The final multilayer printed wiring board 40 (PWB) is represented in
With regard to the foregoing, the novelty resides in that the structure has the copper surface on each of the building blocks imparted a different thickness as may be required for impedance control so as resultingly afford an advantageous and satisfactory signal integrity, and by terminating the PTH's at specific layers this reduces the or even eliminates the antenna effect.
As shown in the following table, regarding possible high speed wiring board applications with improved wiring density and signal integrity capability there is a numerical representation of the values of a deep blind via subcomposite structure in eight planes of the laminated building blocks.
From the foregoing, it becomes readily apparent that the inventive method and resulting structure, in a simple and expedient manner, provides for an improved controlled impedance so as to thereby improve upon the signal integrity and enables an increased wiring density.

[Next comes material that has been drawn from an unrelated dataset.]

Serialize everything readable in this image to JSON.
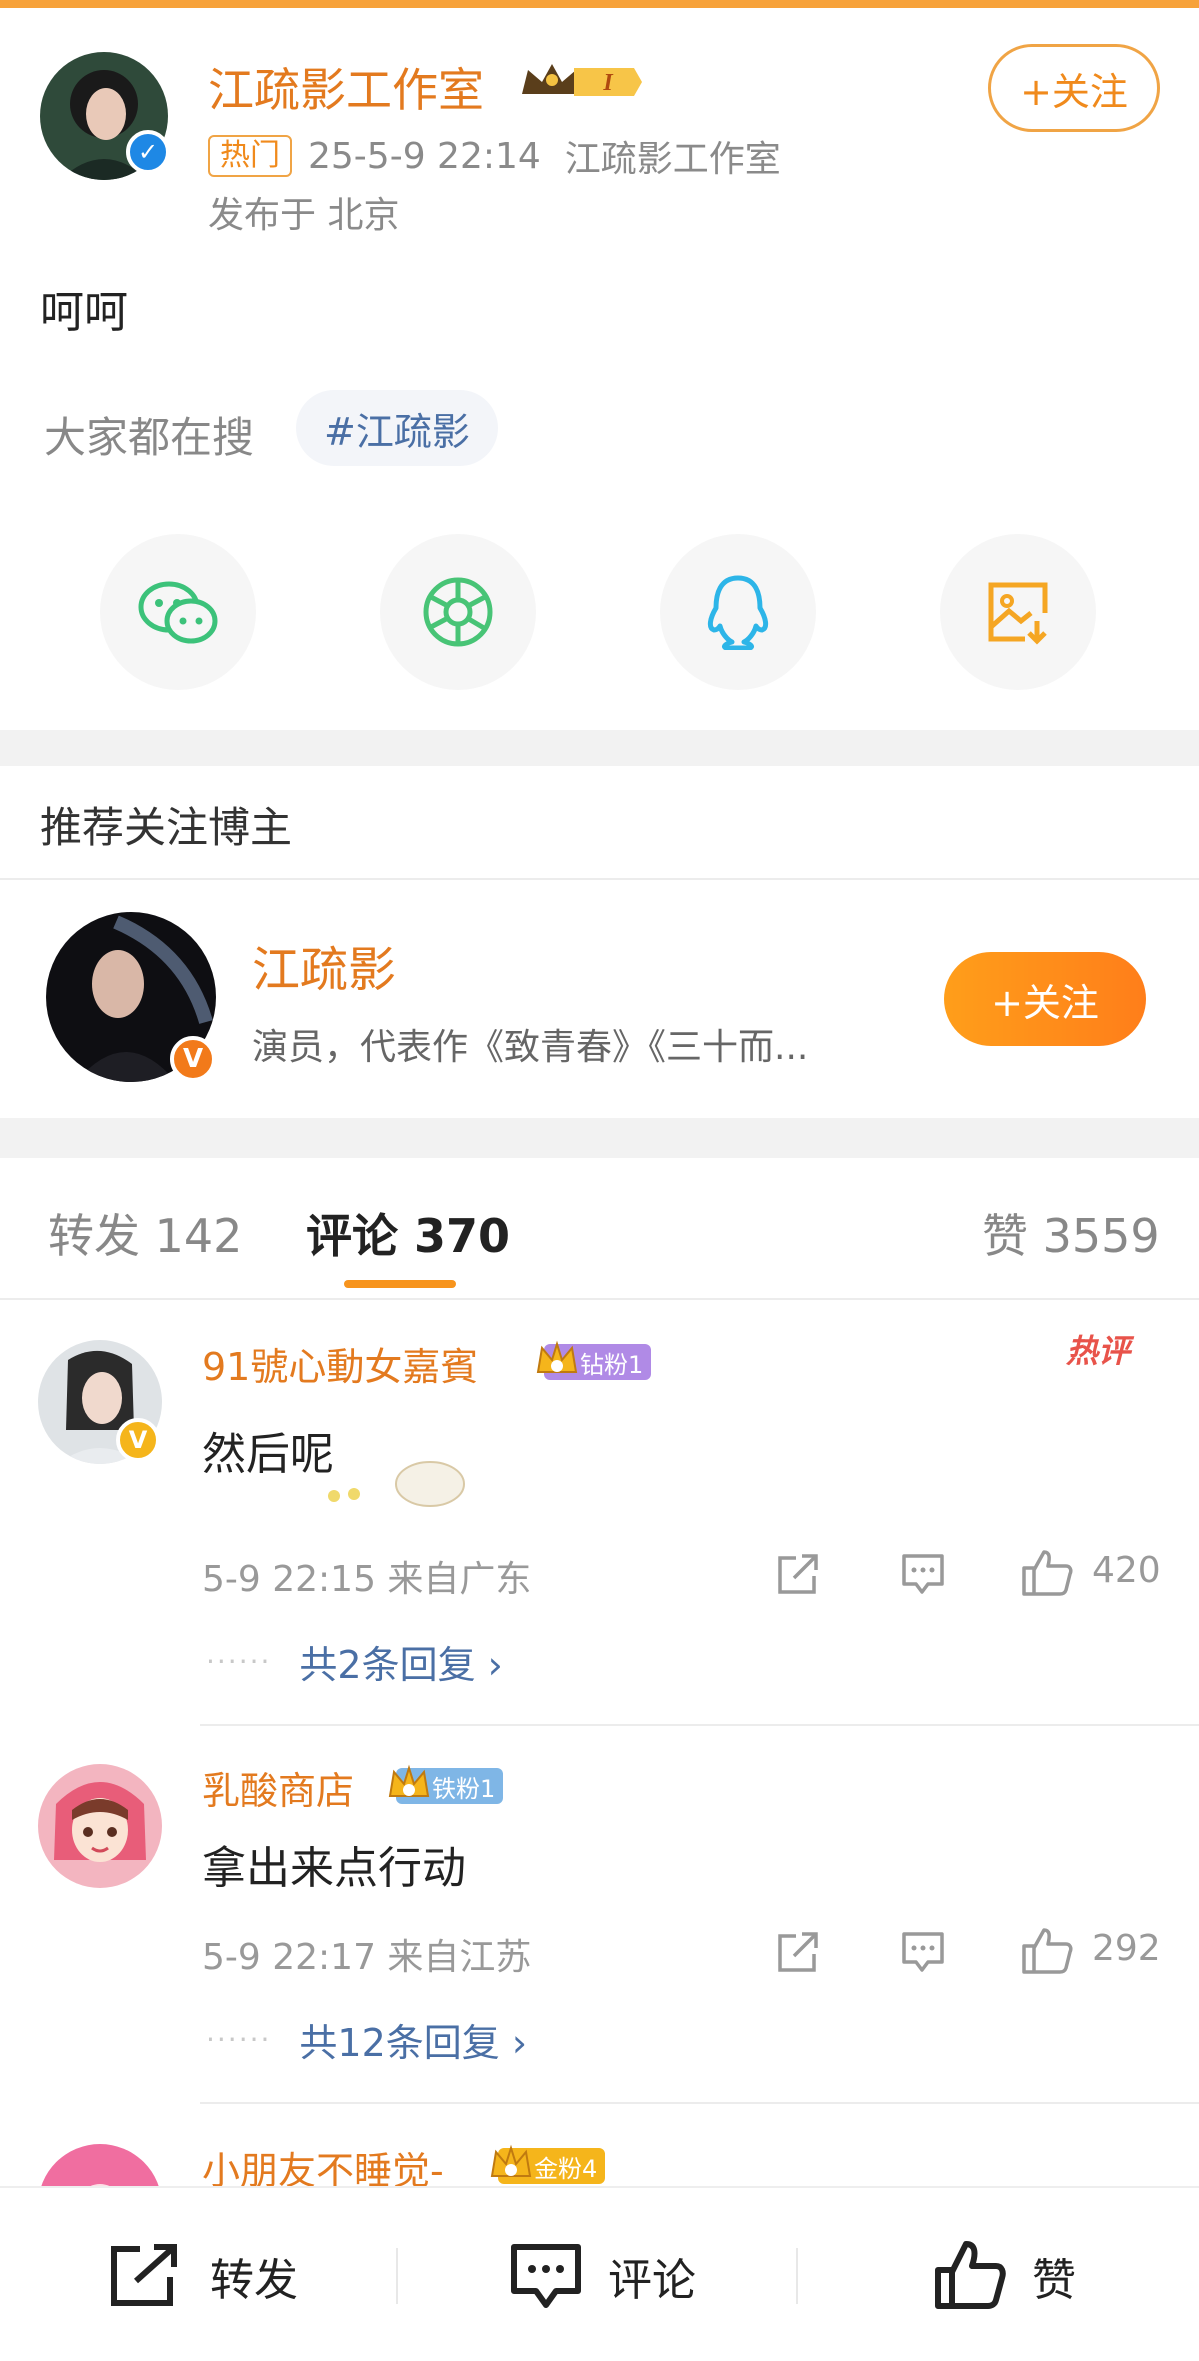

While it is apparent that the invention herein disclosed is well calculated to fulfill the objects stated above, it will be appreciated that numerous modifications and embodiments may be devised by those skilled in the art, and it is intended that the appended claims cover all such modifications and embodiments as fall within the true spirit and scope of the present invention.

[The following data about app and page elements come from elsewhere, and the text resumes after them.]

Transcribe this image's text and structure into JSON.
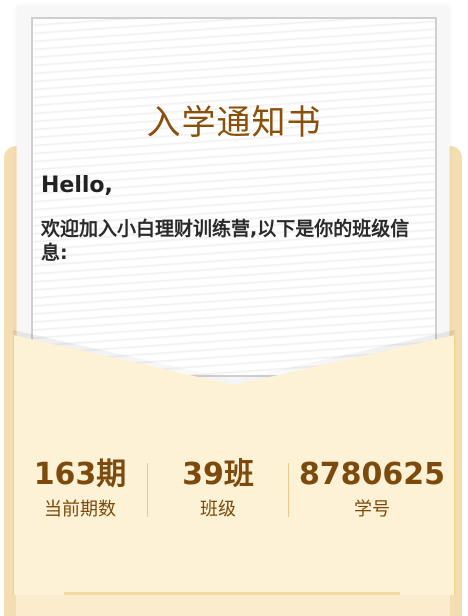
{
  "letter": {
    "title": "入学通知书",
    "greeting": "Hello,",
    "body": "欢迎加入小白理财训练营,以下是你的班级信息:"
  },
  "stats": [
    {
      "value": "163期",
      "label": "当前期数"
    },
    {
      "value": "39班",
      "label": "班级"
    },
    {
      "value": "8780625",
      "label": "学号"
    }
  ],
  "colors": {
    "title": "#8a4f0a",
    "stat_text": "#7b4a0c",
    "envelope": "#fdf1d6"
  }
}
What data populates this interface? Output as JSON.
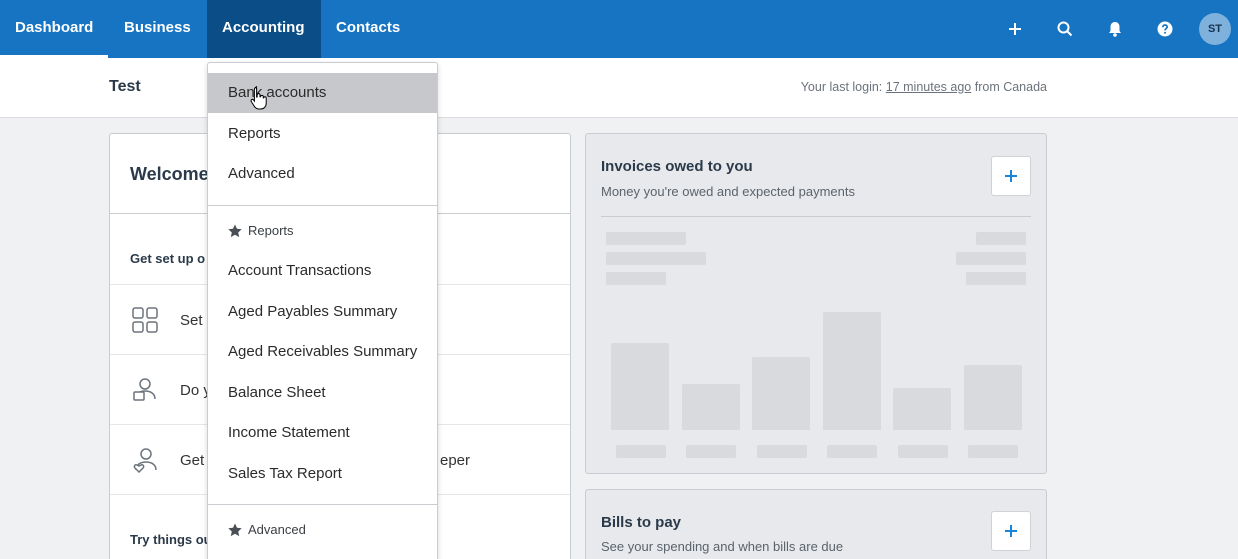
{
  "nav": {
    "items": [
      "Dashboard",
      "Business",
      "Accounting",
      "Contacts"
    ],
    "avatar_initials": "ST",
    "icons": [
      "plus-icon",
      "search-icon",
      "bell-icon",
      "help-icon"
    ],
    "accent_color": "#1674c2",
    "open_item_color": "#0b4d86"
  },
  "header": {
    "org_name": "Test",
    "last_login_prefix": "Your last login:",
    "last_login_link": "17 minutes ago",
    "last_login_suffix": "from Canada"
  },
  "welcome": {
    "title": "Welcome",
    "setup_heading": "Get set up o",
    "rows": [
      {
        "icon": "grid-icon",
        "text": "Set"
      },
      {
        "icon": "user-card-icon",
        "text": "Do y"
      },
      {
        "icon": "user-heart-icon",
        "text": "Get",
        "suffix": "eper"
      }
    ],
    "try_heading": "Try things ou"
  },
  "invoices_card": {
    "title": "Invoices owed to you",
    "subtitle": "Money you're owed and expected payments",
    "placeholder_bars": [
      0.74,
      0.39,
      0.62,
      1.0,
      0.36,
      0.55
    ]
  },
  "bills_card": {
    "title": "Bills to pay",
    "subtitle": "See your spending and when bills are due"
  },
  "dropdown": {
    "items": [
      "Bank accounts",
      "Reports",
      "Advanced"
    ],
    "reports_section": "Reports",
    "report_items": [
      "Account Transactions",
      "Aged Payables Summary",
      "Aged Receivables Summary",
      "Balance Sheet",
      "Income Statement",
      "Sales Tax Report"
    ],
    "advanced_section": "Advanced"
  }
}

|Cited Patent||Filing date||Publication date||Applicant||Title|
|US3673680||Dec 14, 1970||Jul 4, 1972||California Computer Products||Method of circuit board with solder coated pattern|
|US4610756||Jul 13, 1983||Sep 9, 1986||Cirtech S.A.||Printed circuit board and process for its manufacture|
|US4661654||Apr 21, 1986||Apr 28, 1987||Cirtech S.A.||Printed circuit board|
|US4783815 *||Nov 12, 1987||Nov 8, 1988||Siemens Aktiengesellschaft||Manufacturing miniature hearing aid having a multi-layer circuit arrangement|
|US5281771||May 28, 1993||Jan 25, 1994||Xerox Corporation||Multilayer wiring board, interlevel connector, and method for making same|
|US5336855||Jan 6, 1992||Aug 9, 1994||U.S. Philips Corporation||Multilayer printed circuit board, in particular, for high-frequency operation|
|US5822856||Jun 28, 1996||Oct 20, 1998||International Business Machines Corporation||Manufacturing circuit board assemblies having filled vias|
|US6618940 *||Jul 19, 2001||Sep 16, 2003||International Business Machines Corporation||Fine pitch circuitization with filled plated through holes|
|U.S. Classification||29/852, 29/846, 174/263, 174/262, 257/E23.062|
|International Classification||H05K3/46, H05K3/40, H05K1/02, H01L23/498, H05K3/24, H01L23/66|
|Cooperative Classification||Y10T29/49126, Y10T29/49165, Y10T29/49155, H05K3/4623, H05K2203/0554, H05K2201/0355, H05K3/246, H01L2924/3011, H05K1/0237, H01L2924/0002, H05K3/4652, H01L23/49822, H05K2201/0352, H01L23/66, H05K2201/0347, H05K3/4069|
|European Classification||H01L23/498D, H01L23/66, H05K3/46B4, H05K3/40D2C|
|Aug 4, 2008||REMI||Maintenance fee reminder mailed|
|Jan 25, 2009||LAPS||Lapse for failure to pay maintenance fees|
|Mar 17, 2009||FP||Expired due to failure to pay maintenance fee|
Effective date: 20090125